# [WORK INSTRUCTIONS]
Across the records, how many lines contain "kind"? Answer with the number alone.

# [RECORDS TO PROCESS]
--- START ---

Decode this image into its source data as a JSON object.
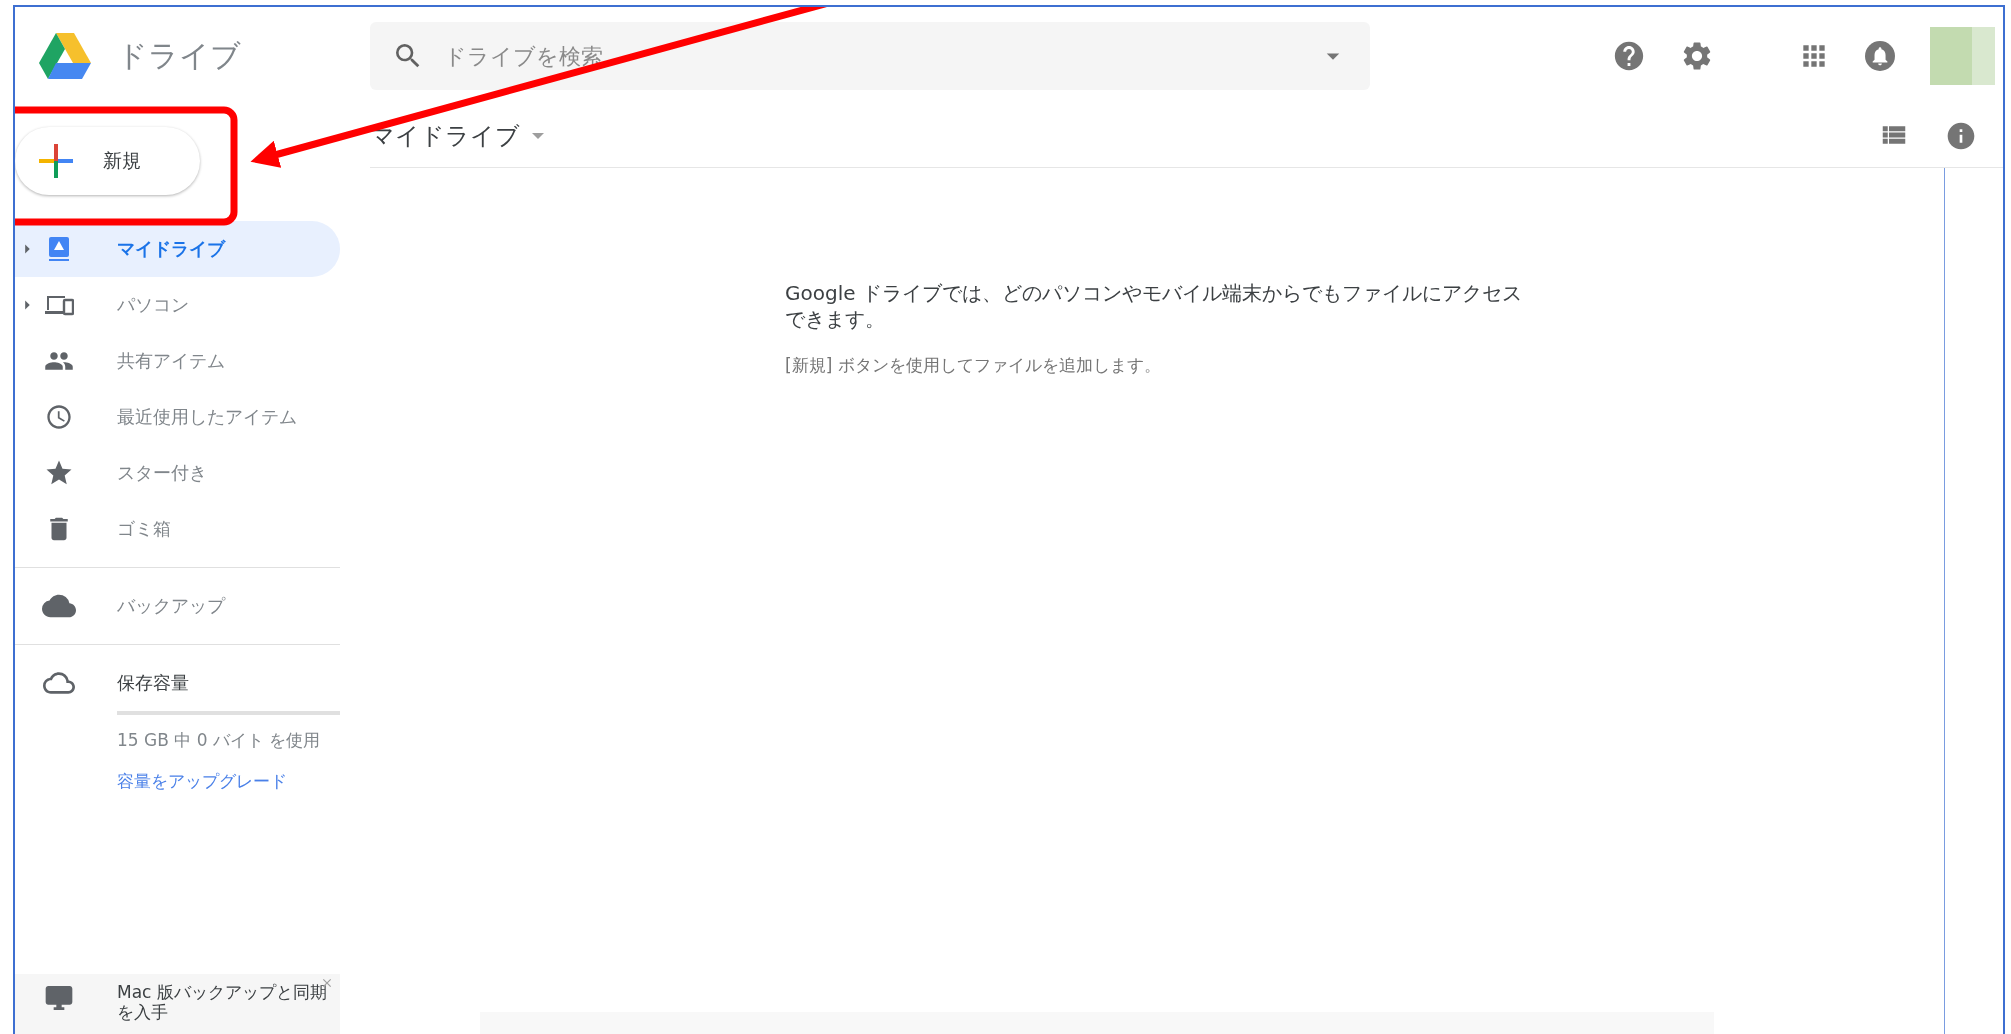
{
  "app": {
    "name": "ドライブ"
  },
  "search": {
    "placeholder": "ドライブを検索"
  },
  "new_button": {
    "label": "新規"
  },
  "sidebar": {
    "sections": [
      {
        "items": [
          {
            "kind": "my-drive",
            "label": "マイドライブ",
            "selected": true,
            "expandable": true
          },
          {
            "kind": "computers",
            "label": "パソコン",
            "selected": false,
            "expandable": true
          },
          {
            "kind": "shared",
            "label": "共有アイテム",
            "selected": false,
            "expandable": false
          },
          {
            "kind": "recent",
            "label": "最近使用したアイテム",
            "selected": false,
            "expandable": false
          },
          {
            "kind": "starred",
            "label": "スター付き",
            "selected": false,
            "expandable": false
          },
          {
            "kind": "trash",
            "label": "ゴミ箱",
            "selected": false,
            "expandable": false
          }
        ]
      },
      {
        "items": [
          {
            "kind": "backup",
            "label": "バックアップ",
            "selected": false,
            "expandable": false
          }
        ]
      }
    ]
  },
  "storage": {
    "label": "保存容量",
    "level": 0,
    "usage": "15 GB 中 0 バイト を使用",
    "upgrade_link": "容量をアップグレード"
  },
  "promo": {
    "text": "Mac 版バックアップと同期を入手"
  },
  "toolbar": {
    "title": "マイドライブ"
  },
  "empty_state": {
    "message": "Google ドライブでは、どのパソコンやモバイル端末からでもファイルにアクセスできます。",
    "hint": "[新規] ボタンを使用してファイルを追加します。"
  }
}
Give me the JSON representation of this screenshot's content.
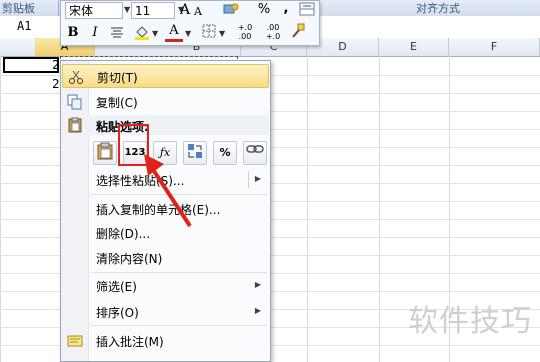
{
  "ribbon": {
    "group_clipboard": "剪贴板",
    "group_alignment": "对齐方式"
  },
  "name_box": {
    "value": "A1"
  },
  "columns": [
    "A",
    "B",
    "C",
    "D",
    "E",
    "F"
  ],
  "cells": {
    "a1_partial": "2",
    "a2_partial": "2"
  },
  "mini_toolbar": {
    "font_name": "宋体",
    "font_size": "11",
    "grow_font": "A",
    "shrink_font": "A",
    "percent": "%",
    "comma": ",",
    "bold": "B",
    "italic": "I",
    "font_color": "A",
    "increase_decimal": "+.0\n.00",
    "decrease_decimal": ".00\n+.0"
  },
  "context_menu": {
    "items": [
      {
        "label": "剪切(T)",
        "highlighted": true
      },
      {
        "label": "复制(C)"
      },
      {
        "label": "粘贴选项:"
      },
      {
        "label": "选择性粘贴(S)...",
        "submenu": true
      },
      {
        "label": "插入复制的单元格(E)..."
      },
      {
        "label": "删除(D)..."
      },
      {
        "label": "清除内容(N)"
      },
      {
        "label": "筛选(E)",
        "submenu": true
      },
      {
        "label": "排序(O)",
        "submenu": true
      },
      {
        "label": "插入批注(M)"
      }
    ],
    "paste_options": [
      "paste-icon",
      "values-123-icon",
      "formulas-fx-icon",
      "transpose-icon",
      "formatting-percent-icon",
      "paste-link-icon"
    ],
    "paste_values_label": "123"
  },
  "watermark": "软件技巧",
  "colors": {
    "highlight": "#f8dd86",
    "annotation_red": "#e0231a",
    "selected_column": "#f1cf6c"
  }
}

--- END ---

# [TASK ANSWER]
7